Co-curator Tamara Berghmans: "We've selected a number of top exhibits from our own collection that allow you to discover the history of photography on the basis of the development of the photographic industry."
Photography Inc. let's you admire some of the earliest results of the photographic industry that have to be kept behind curtains in order to protect them from the light.
Tamara Berghmans:"Some of the exhibits are real gems. There are original pieces, often very valuable. These include salted paper prints by Britain's William Talbot. Salted paper prints or calotypes were popular in Britain. In France e.g. we see the daguerreotype and back in Britain also the ambrotype."

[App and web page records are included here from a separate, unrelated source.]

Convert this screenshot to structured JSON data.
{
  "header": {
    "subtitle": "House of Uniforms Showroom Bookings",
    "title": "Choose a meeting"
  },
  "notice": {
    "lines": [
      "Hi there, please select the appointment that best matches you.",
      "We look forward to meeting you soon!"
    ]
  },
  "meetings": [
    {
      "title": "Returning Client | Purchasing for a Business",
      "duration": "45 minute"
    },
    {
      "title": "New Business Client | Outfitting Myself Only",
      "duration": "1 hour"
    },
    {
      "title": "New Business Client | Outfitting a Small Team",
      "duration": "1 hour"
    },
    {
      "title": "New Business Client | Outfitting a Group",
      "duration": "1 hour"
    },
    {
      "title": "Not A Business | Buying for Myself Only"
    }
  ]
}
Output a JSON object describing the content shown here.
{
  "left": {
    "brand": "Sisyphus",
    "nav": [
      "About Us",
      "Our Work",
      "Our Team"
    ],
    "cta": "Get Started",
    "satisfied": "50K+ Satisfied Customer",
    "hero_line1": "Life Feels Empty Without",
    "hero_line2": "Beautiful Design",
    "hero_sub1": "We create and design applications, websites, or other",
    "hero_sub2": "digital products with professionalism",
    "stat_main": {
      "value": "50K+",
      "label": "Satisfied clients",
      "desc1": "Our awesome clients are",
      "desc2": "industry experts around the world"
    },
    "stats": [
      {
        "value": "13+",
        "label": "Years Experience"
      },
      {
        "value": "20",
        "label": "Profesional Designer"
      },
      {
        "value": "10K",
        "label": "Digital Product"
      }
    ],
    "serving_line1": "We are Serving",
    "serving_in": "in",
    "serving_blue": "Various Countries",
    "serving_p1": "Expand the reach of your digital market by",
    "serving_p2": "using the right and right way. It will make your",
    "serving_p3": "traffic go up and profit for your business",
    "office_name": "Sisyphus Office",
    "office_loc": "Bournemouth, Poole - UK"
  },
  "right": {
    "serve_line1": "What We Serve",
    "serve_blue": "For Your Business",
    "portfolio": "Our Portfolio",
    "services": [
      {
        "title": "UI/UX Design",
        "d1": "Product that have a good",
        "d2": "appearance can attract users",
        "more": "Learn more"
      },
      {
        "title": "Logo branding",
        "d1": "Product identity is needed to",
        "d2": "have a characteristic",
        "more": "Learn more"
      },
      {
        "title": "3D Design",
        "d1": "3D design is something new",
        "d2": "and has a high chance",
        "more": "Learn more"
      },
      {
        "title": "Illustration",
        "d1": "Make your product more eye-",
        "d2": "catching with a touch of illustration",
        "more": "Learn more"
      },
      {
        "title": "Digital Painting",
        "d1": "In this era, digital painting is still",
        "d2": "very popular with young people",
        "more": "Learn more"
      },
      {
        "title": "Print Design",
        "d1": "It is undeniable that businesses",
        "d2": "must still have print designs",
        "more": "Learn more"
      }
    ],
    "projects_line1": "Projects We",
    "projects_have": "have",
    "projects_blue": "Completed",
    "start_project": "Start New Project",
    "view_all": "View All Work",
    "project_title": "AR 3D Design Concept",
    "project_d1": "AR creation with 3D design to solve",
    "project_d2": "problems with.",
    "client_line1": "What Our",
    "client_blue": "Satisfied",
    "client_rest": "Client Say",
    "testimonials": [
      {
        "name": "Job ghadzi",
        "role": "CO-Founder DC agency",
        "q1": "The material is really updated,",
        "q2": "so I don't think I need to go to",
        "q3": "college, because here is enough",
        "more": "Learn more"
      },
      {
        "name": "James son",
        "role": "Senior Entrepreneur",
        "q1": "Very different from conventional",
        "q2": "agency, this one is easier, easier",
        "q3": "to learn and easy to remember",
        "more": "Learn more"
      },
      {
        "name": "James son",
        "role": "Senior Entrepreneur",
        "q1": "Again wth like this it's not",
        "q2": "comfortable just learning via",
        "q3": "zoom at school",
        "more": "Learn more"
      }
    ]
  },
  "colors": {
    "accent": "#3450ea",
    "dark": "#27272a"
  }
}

The daguerreotype produced one unique picture, while several prints of one and the same calotype could be made. Ambrotypes were often used to produce portraits of deceased relatives. In this day this wasn't seen as macabre. Children look like they are sleeping.
Tamara Berghmans: "At this time photography was a luxury product, but we follow the technique's history through to the present day when it has become a mass product. The introduction of tintypes or ferrotypes meant that everybody could afford a family portrait. Often now four or even eight photographs were being produced on one sheet."
Nowadays everyone's a photographer: a click on your smartphone and you have a great picture. Many years ago taking a photograph was quite an enterprise. It involved large cameras, rolls of film and sitting still for an age. At Photography Inc. a photographer's studio has been recreated and you can see the special photographer's chair with headrest people had to use to sit still for half an hour!
Tamara Berghmans: "Belgium too played an important role in the popularisation of photography thanks to the work of Fleming Lieven Gevaert. He started as a one-man business but Gevaert grew into a multinational. In '64 Gevaert merged with a German company to become the Agfa Gevaert concern."
The exhibition shows items from Gevaert's pioneering period and a time line explains how the company grew into a giant. A wealth of different types of photographic paper was used, one more expensive than the other.
The exhibition sheds light on the phenomenon of the photography shop that sprang up in nearly every neighbourhood, but today is in danger of disappearing. The FoMu is in fact collecting snaps of photography shops.
The array of cameras on show contains all the classics as well as some rarer items. Our favourite is a golden camera. For people who have been around for a while Photography Inc. may bring back memories of the cameras we all used to use. For the younger among us the exhibition will shed light on how it used to be before the digital age.
Photography Inc. runs at the FoMu, Waalse kaai 47 in Antwerp until 9 October.